Routine check at the Lublin Airport, East Poland, revealed a smuggle attempt of historic gold coins by a US citizen heading for Munich, Germany.
A Roman law code manuscript dating to 6th century has been discovered within a book binding of 1537 copy of Hesiod’s of “Works and Days” using a combination of imaging techniques, including visible-light hyperspectral imaging, and X-ray fluorescence imaging.
A team of archaeologists managed to virtually unroll papyrus scrolls, using a technique called x-ray phase-contrast tomography. The scrolls were among these found at Herculaneum in 18th century.
A pioneering X-ray technique has been developed by an international team of researchers, allowing to analyse artefacts of any shape or texture in a non-destructive way.
Analysis of the wealthy Celtic tomb, dating to 5th century BC, found in the village of Lavau in eastern France in 2015 produces first results of the extremely valuable find.
Chemical analysis of an obsidian tool found in Syria more than 80 years ago and dating back to between 41000-32000 years revealed it was transported more than 700 kilometres during the Palaeolithic.
A new study of the Copper Age mummy found in 1991 in Italian Alps shows that the man might have simply froze to death, perhaps after suffering minor blood loss from an arrow wound to his left shoulder and several blows to the head.
A metal detectorist, discovered remains of a 17th century pistol, while surveying a St Aubin’s Bay at the Channel Island of Jersey.
Warsaw Mummy Project is the largest scientific venture ever undertaken in Poland to study the mummies belonging to the collection of the National Museum in Warsaw. We would like to closer present the details behind the research of one of Archaeofeed’s 2016 Archaeology Award winners.
Archaeologists discovered a hidden chamber in the late 5th-century Inariyama burial mound in Gyoda, Saitama Prefecture, Japan. Experts wonder who was buried inside.
Viking toolbox found during excavations in the Viking fortress at Borgring, Denmark, was carefully examined and extracted in laboratory conditions. It revealed an extraordinary set of iron hand tools that may have been used to make Viking ships and houses.
Years after queen Nefertari’s mummy was ripped to pieces and tossed around by the ancient robbers an international team of researchers suggests they may have found the missing 3200-year-old legs in an Italian museum.
Archaeologist analysing Middle Stone Age tools from Ethiopia used for processing ochre revealed that societies of Homo sapiens living 40000 years ago were characterised by cultural and behavioural complexity.
Excavation at an Early Bronze Age settlement site Vengerovo-2, West of Novosibrirsk, Russian Federation, revealed a 4000-year-old rattle crafted in shape of a bear cub’s head. The rattle is said to still make sounds to this day.
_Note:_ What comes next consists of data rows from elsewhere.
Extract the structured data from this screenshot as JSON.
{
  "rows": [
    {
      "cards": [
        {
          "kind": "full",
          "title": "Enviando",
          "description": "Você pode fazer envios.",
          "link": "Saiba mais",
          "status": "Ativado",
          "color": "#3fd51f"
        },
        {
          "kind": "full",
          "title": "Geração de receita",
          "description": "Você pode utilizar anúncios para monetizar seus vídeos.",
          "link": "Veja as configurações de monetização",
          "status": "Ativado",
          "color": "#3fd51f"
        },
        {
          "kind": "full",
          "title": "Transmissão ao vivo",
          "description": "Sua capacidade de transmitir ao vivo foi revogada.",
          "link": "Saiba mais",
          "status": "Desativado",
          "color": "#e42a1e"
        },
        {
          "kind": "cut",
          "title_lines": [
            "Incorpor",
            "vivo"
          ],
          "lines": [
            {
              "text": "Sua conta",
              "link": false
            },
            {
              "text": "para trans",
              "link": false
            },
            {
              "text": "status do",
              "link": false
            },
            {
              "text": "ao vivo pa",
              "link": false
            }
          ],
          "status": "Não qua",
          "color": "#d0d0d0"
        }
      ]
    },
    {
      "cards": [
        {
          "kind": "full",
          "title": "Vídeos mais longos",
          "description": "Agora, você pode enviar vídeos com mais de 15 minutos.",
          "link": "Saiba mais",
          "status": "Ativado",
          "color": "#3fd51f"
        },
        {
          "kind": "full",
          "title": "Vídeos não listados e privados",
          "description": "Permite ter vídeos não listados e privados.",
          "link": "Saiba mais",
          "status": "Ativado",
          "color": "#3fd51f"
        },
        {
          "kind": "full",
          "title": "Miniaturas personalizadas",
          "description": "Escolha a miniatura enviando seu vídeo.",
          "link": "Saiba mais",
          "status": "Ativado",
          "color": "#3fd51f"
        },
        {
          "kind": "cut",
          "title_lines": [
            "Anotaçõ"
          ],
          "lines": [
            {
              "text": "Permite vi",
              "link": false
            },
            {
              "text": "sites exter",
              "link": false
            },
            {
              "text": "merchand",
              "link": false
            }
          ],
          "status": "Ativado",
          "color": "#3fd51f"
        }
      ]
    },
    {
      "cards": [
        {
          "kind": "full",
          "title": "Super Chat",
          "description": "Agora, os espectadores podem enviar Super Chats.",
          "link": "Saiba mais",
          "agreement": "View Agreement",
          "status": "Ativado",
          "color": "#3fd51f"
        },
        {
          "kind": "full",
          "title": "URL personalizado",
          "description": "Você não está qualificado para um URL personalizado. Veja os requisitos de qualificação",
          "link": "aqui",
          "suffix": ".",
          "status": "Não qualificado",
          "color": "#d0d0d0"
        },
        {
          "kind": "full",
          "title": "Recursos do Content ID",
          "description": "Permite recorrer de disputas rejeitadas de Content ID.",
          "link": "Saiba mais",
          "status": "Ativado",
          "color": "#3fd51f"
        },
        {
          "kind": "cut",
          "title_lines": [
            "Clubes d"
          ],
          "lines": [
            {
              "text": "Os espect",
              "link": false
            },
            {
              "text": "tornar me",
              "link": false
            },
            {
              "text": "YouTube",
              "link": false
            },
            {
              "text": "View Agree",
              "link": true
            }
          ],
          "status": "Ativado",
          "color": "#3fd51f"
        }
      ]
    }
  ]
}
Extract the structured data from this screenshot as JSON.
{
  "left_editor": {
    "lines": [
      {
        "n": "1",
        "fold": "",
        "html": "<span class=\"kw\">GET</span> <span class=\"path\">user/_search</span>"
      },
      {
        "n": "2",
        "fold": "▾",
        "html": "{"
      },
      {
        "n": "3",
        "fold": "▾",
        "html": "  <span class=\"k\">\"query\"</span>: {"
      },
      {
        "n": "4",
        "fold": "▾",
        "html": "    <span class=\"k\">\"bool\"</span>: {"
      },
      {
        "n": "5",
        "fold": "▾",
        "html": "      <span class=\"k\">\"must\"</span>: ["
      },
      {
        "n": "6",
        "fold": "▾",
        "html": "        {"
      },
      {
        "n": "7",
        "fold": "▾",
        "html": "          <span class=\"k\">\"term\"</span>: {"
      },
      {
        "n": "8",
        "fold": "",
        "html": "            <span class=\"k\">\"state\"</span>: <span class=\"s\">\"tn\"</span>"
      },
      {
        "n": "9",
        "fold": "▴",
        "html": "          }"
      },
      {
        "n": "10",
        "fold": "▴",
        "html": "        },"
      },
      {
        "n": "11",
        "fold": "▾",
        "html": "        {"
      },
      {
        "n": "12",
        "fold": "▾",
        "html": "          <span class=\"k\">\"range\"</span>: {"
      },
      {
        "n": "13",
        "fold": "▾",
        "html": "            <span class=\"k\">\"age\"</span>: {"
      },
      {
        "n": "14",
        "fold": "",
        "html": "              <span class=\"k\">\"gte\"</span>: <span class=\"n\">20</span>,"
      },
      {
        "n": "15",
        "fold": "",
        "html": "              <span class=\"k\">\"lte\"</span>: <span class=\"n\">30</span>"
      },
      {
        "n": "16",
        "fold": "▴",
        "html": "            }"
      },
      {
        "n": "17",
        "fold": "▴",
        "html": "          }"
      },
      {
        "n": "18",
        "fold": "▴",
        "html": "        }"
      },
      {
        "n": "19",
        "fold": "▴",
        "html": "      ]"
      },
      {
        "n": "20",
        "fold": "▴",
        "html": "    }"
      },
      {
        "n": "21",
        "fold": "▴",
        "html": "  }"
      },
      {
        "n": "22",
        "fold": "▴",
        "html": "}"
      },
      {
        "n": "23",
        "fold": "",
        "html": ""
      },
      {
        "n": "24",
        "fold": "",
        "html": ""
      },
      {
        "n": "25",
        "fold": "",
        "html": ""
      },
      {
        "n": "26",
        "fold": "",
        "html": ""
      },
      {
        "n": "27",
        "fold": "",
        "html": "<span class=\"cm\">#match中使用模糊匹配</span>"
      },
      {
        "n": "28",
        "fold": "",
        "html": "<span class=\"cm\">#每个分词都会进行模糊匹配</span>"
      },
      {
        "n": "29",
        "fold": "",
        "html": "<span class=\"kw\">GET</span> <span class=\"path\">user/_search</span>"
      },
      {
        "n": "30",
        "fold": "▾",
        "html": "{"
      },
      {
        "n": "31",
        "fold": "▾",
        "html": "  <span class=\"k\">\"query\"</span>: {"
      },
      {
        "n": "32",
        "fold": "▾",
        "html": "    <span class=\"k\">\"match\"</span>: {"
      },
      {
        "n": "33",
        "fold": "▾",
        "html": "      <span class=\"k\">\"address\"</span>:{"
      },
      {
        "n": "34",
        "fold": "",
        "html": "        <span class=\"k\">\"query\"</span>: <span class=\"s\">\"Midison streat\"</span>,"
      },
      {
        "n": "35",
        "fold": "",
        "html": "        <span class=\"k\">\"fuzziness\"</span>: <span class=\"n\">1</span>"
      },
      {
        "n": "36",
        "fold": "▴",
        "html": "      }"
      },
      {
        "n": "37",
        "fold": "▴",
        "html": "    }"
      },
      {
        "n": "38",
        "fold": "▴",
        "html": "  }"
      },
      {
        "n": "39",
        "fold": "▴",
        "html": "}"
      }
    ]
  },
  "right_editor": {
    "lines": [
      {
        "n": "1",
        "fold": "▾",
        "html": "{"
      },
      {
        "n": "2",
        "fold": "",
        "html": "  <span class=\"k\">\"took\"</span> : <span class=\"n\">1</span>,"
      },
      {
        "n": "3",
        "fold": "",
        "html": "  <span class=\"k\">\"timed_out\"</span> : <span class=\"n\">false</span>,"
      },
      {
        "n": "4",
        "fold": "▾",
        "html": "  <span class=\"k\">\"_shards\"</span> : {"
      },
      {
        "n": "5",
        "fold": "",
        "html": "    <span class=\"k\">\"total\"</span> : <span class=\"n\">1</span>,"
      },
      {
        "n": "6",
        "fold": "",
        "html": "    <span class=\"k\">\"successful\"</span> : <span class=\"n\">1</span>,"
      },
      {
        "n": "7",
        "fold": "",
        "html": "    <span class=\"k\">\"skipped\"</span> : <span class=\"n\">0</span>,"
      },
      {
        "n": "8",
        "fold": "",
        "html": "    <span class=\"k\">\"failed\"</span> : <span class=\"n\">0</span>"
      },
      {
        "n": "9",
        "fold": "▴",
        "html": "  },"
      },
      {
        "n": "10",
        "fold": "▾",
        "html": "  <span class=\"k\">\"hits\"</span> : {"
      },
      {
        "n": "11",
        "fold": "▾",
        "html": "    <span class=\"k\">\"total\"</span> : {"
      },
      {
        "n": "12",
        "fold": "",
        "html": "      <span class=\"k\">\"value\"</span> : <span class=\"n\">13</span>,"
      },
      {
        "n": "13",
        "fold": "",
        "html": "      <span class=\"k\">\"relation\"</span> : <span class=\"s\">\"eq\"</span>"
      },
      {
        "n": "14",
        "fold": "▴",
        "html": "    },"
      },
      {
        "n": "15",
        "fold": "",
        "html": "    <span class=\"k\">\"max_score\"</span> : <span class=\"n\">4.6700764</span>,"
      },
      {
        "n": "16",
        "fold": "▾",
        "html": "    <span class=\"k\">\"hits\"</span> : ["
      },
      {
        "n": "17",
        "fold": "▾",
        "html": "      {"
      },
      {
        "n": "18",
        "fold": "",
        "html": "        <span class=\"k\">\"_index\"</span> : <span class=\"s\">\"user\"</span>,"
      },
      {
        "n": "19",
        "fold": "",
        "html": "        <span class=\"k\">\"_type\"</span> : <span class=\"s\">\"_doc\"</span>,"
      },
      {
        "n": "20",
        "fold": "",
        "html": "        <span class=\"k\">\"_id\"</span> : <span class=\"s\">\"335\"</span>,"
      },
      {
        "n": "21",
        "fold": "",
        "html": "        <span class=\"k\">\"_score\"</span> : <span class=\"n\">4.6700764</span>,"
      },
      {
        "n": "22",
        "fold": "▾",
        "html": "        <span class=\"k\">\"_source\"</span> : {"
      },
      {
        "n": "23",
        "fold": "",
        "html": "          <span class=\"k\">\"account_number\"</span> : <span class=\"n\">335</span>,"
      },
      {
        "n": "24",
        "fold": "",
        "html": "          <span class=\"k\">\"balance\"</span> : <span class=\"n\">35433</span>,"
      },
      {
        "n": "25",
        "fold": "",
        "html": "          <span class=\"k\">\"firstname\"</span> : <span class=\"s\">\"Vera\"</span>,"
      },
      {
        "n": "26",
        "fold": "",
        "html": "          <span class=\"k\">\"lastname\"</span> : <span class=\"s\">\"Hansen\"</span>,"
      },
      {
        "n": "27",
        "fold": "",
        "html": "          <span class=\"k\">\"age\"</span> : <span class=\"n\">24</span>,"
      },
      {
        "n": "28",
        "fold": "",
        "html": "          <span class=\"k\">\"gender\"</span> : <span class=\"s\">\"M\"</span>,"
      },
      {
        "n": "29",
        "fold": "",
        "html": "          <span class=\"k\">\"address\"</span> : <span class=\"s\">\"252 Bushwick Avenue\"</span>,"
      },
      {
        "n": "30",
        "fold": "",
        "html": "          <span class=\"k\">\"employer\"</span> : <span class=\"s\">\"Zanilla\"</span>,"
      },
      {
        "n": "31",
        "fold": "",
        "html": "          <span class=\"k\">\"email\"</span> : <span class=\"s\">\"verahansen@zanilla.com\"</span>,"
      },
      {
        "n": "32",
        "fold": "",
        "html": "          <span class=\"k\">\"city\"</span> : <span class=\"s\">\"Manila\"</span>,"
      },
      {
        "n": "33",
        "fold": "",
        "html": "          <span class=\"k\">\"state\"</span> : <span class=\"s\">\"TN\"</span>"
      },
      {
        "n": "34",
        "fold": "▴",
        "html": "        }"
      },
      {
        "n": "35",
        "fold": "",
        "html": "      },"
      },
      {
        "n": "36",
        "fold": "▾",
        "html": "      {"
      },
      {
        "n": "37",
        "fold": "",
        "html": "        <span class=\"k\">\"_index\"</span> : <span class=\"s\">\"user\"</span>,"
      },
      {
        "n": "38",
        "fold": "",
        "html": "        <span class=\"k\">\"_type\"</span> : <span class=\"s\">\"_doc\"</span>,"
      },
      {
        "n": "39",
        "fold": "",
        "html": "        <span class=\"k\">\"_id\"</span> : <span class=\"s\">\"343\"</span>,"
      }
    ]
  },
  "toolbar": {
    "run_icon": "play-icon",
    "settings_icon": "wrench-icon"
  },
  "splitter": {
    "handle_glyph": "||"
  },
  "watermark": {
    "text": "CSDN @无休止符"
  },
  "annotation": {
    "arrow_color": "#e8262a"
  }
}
Scientists are trying to recognise the chemical elements used in painting of Greek vessels through X-ray imaging. The spots marked in blacks, reds and whites can be identified as particular elements, such as iron, potassium, calcium and zinc.
At a site in Alaska, archaeologists discovered artefacts dated to between 1100-1300 AD. Some of them are of Asian origin, indicating presence of trade between people of both continents 700 years ago.
Archaeologists studied the remains and personal belongings of individuals buried at the Middle Ages cemetery in Schüpfen, at the Bernese Lakeland region of Switzerland. The remains included an unusual grave of a man buried face down.
The dagger with which Pharaoh Tutankhamun was buried was created with use of meteorite iron, a new X-ray fluorescence spectrometry analysis by a team of Italian and Egyptian researchers revealed.
New analysis of Herculaneum papyrus scroll fragments revealed the use of metallic ink in Greco-Roman literary inscription centuries earlier than previously thought.
Skeleton of a 16-month-old infant was uncovered in Nag Al-Qarmila area of Aswan. It is dated to Pre-Dynastic period and thus possesses the oldest signs of scurvy in Ancient Egypt.